Entries provided
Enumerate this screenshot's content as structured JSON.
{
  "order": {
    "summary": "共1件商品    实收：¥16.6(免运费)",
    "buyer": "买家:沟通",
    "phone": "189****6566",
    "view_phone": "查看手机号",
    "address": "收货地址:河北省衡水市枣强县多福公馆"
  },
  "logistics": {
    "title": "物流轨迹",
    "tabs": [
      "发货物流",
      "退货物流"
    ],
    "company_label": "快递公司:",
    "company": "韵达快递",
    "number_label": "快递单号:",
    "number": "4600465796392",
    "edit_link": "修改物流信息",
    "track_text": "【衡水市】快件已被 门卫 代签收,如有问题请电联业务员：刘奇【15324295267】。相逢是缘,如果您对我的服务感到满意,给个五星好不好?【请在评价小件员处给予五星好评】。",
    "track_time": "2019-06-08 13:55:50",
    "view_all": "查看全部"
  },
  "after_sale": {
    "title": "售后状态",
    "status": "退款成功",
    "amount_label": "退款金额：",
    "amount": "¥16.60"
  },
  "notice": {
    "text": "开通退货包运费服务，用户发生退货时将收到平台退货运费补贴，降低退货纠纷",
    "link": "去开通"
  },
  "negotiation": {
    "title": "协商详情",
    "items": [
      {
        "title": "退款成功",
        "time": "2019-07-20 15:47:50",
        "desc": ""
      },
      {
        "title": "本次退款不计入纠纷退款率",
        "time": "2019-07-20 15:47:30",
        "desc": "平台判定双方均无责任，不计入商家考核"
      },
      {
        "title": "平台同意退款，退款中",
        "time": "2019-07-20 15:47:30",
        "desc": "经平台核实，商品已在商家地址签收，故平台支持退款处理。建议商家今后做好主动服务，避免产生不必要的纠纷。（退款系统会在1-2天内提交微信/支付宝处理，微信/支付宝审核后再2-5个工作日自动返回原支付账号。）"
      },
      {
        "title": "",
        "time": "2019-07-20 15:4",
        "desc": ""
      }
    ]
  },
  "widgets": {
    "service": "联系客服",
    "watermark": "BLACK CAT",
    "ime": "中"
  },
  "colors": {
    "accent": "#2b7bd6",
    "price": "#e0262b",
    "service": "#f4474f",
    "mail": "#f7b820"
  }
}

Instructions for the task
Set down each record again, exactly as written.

Answer below
Enumerate this screenshot's content as structured JSON.
{
  "order": {
    "summary": "共1件商品    实收：¥16.6(免运费)",
    "buyer": "买家:沟通",
    "phone": "189****6566",
    "view_phone": "查看手机号",
    "address": "收货地址:河北省衡水市枣强县多福公馆"
  },
  "logistics": {
    "title": "物流轨迹",
    "tabs": [
      "发货物流",
      "退货物流"
    ],
    "company_label": "快递公司:",
    "company": "韵达快递",
    "number_label": "快递单号:",
    "number": "4600465796392",
    "edit_link": "修改物流信息",
    "track_text": "【衡水市】快件已被 门卫 代签收,如有问题请电联业务员：刘奇【15324295267】。相逢是缘,如果您对我的服务感到满意,给个五星好不好?【请在评价小件员处给予五星好评】。",
    "track_time": "2019-06-08 13:55:50",
    "view_all": "查看全部"
  },
  "after_sale": {
    "title": "售后状态",
    "status": "退款成功",
    "amount_label": "退款金额：",
    "amount": "¥16.60"
  },
  "notice": {
    "text": "开通退货包运费服务，用户发生退货时将收到平台退货运费补贴，降低退货纠纷",
    "link": "去开通"
  },
  "negotiation": {
    "title": "协商详情",
    "items": [
      {
        "title": "退款成功",
        "time": "2019-07-20 15:47:50",
        "desc": ""
      },
      {
        "title": "本次退款不计入纠纷退款率",
        "time": "2019-07-20 15:47:30",
        "desc": "平台判定双方均无责任，不计入商家考核"
      },
      {
        "title": "平台同意退款，退款中",
        "time": "2019-07-20 15:47:30",
        "desc": "经平台核实，商品已在商家地址签收，故平台支持退款处理。建议商家今后做好主动服务，避免产生不必要的纠纷。（退款系统会在1-2天内提交微信/支付宝处理，微信/支付宝审核后再2-5个工作日自动返回原支付账号。）"
      },
      {
        "title": "",
        "time": "2019-07-20 15:4",
        "desc": ""
      }
    ]
  },
  "widgets": {
    "service": "联系客服",
    "watermark": "BLACK CAT",
    "ime": "中"
  },
  "colors": {
    "accent": "#2b7bd6",
    "price": "#e0262b",
    "service": "#f4474f",
    "mail": "#f7b820"
  }
}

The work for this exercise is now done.